You may have heard the term ‘comorbidity’. It comes from the word ‘morbidity’, which means suffering from a disease or condition. Common morbidities in Australia include heart disease, cancer and mental health conditions1.

When you have a comorbidity (also called multi-morbidity) it means you’re suffering from two or more diseases or conditions at the same time.

Sometimes, these comorbidities are unrelated. However, there are often common risk factors that are linked to many chronic diseases. For example, people who suffer from weight problems are more likely to have comorbidities like type 2 diabetes, heart disease and sleep apnoea2.

How common is comorbidity?

Comorbidity is quite common in Australia.

The Australian Bureau of Statistics estimates that 20% of Australians (4.9 million people) have one or more chronic condition3.

They found females were more likely to have a chronic condition than males. Also, you’re more likely to suffer from a chronic condition as you get older.

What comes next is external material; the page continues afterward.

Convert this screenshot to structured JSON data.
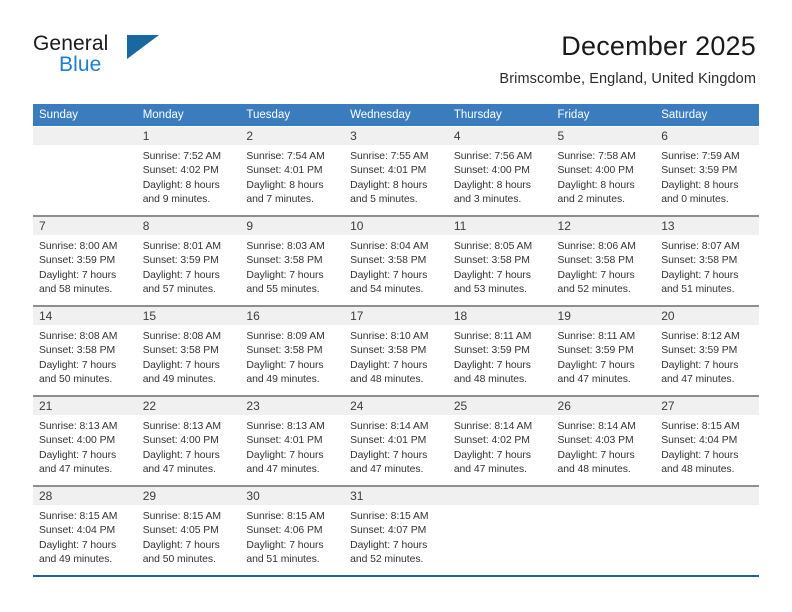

Depending on the severity of the diseases, comorbidities can have a big impact on your wellbeing and may even shorten your life.

Obesity and Type 2 diabetes
1 Australian Institute of Health and Welfare (AIHW) 2021, Australian Burden of Disease Study 2018 – Key findings, viewed 29 November 2021, https://www.aihw.gov.au/reports/burden-of-disease/burden-of-disease-study-2018-key-findings

2 Khaodhiar L, McCowen KC, Blackburn GL. Obesity and its comorbid conditions. Clin Cornerstone. 1999;2(3):17-31. doi:10.1016/s1098-3597(99)90002-9 https://www.sciencedirect.com/science/article/abs/pii/S1098359799900029

3 ABS 2019. National Health Survey, 2017–18. ABS cat. no. 4324.0.55.001. https://www.abs.gov.au/statistics/health/health-conditions-and-risks/national-health-survey-first-results/latest-release